Start of Block

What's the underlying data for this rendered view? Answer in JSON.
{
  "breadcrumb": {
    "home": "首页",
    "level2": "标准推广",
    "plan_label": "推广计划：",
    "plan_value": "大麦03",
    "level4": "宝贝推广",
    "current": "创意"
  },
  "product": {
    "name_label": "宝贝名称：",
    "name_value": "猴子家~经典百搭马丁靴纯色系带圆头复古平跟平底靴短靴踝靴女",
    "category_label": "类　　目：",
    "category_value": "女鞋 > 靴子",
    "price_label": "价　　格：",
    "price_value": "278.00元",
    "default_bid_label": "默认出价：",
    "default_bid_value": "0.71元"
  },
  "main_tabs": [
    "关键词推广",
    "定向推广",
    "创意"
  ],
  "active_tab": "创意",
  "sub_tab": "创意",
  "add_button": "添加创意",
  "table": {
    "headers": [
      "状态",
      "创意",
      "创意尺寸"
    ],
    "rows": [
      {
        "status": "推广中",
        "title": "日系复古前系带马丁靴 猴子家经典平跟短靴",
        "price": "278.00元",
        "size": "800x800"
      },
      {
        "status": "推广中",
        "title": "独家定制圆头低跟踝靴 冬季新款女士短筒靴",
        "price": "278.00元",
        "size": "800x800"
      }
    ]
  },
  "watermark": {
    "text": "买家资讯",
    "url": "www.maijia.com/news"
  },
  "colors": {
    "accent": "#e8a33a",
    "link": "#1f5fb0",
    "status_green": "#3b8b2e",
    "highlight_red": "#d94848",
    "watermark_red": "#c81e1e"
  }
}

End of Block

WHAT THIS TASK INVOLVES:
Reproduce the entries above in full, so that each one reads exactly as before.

WRITTEN REPLY:
What's the underlying data for this rendered view? Answer in JSON.
{
  "breadcrumb": {
    "home": "首页",
    "level2": "标准推广",
    "plan_label": "推广计划：",
    "plan_value": "大麦03",
    "level4": "宝贝推广",
    "current": "创意"
  },
  "product": {
    "name_label": "宝贝名称：",
    "name_value": "猴子家~经典百搭马丁靴纯色系带圆头复古平跟平底靴短靴踝靴女",
    "category_label": "类　　目：",
    "category_value": "女鞋 > 靴子",
    "price_label": "价　　格：",
    "price_value": "278.00元",
    "default_bid_label": "默认出价：",
    "default_bid_value": "0.71元"
  },
  "main_tabs": [
    "关键词推广",
    "定向推广",
    "创意"
  ],
  "active_tab": "创意",
  "sub_tab": "创意",
  "add_button": "添加创意",
  "table": {
    "headers": [
      "状态",
      "创意",
      "创意尺寸"
    ],
    "rows": [
      {
        "status": "推广中",
        "title": "日系复古前系带马丁靴 猴子家经典平跟短靴",
        "price": "278.00元",
        "size": "800x800"
      },
      {
        "status": "推广中",
        "title": "独家定制圆头低跟踝靴 冬季新款女士短筒靴",
        "price": "278.00元",
        "size": "800x800"
      }
    ]
  },
  "watermark": {
    "text": "买家资讯",
    "url": "www.maijia.com/news"
  },
  "colors": {
    "accent": "#e8a33a",
    "link": "#1f5fb0",
    "status_green": "#3b8b2e",
    "highlight_red": "#d94848",
    "watermark_red": "#c81e1e"
  }
}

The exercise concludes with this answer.